A look back at 2017
Stuga’s Steve Haines considers how is the PVCU window and door frame market progressed in 2017.
After talking to customers and some well-connected people, Stuga has come to the conclusion that the PVCU window industry is very likely to be around 10% to 15% down in money terms, and 15% to 20% down in volume terms by the end of 2017.
A significant slowdown but not a disaster, and following a very good year in 2016 it isn’t perhaps as bad as it seems.
Indications are that it may now be improving in many sectors. We have also noted other reports in the trade media showing the same kind of pattern. There are clearly sectors and individual companies within the industry that fly against these trends, and some of these will be taking market share from others in their sector.
One factor that appears clear is that much of the PVCU window and door industry is consolidating with large organisations forming out of takeovers and amalgamations. This is particularly so for fabrication, and 2017 sees the continuation of this trend in particular with regards to the Customade/Polyframe Group, and Roy Frost’s new group of GJB and Lister Trade Frames on a slightly smaller scale.
This moves away from the old idea of ‘super fabricators’ that clearly has not worked to date.
Glass and extrusion related industries have consolidated considerably over recent years and it was inevitable that PVCU window and door fabrication would follow. Keeping efficient local manufacture and distribution seems to work well for PVCU windows and doors. On the other hand, the creation of trade counters provides some bigger manufacturers a route to the more far flung areas of the market. It is going to interesting to see how this route to market might disrupt the local manufacturing centres model.
When investment is considered, one thought is to hold off buying equipment due to uncertainties but the other side of the coin suggests that PVCU fabrication is possibly into the survival of the fittest, meaning investing is vital for some that haven’t done enough or haven’t kept up with the times.
It is a strange situation when it can be seen that there is too much capacity in fabrication and yet more seems to be created by further purchases. In fact, quite a lot of investment that is happening or needed is to replace obsolescent or worn out equipment, which is slowly but surely dragging efficiency down for some fabricators that need to be able to fight to keep their market share.
Stuga manufactures sawing and machining centres, which were originally expected to have a life in the span of 10-15 years, but some are now much older, meaning Stuga is nursing some machines along for owners who, for whatever reason, haven’t changed them. These fabricators are not only missing out on the benefits of newer more accurate models with leading edge technology but there are inevitably more breakdowns on machines that are heading towards 20 years old.
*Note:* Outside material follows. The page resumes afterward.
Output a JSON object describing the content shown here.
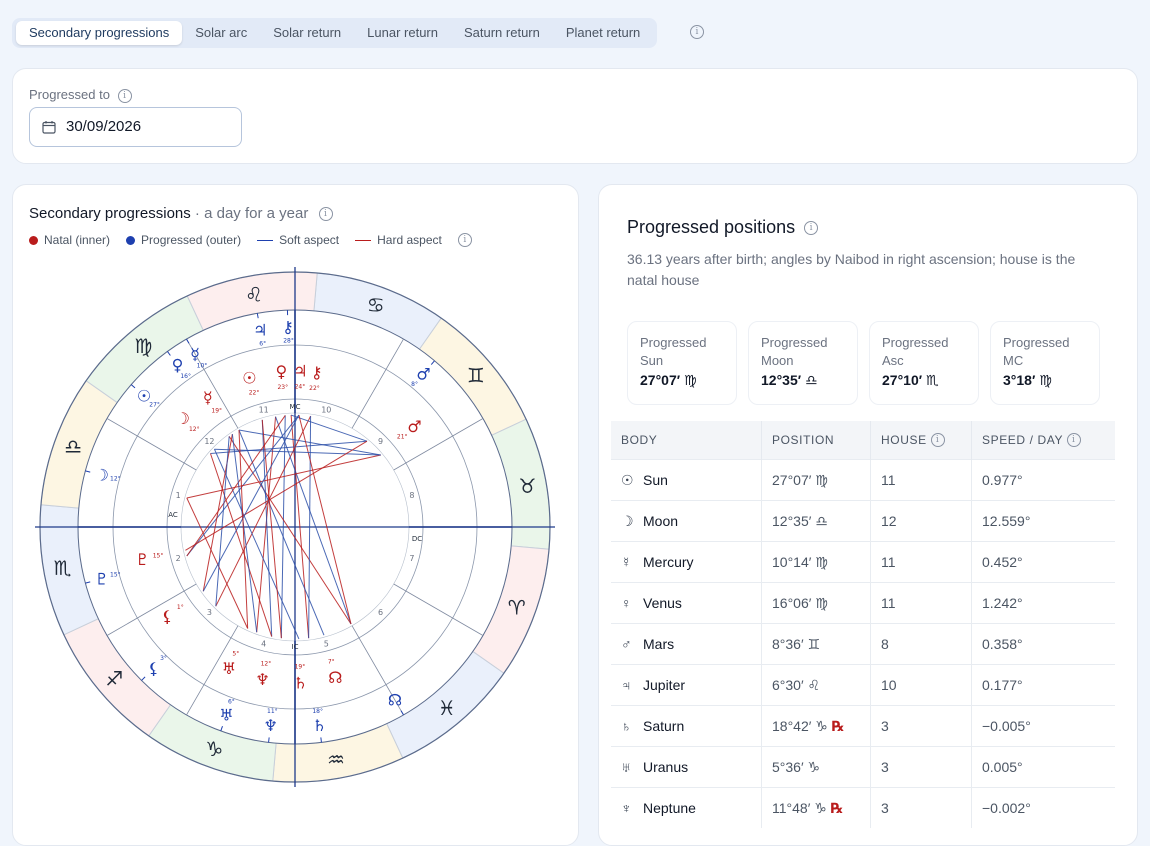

It has been particularly noticeable in the last two to three years that successful Stuga fabricators are choosing top of the range machines where they have the volumes to justify them. The fabricators purchasing these new machines have clearly had the vison to reinvest and been planning considerable capital investment on an ongoing basis, which is why they are at the top of their game.
Stuga also has to constantly update customers regarding the latest technology so they are aware the company has been constantly improving machines with the latest leading edge technology ensuring the fabricator isn’t comparing old Stuga technology with a competitor’s latest technology. This is a constant task for Stuga staff and technicians.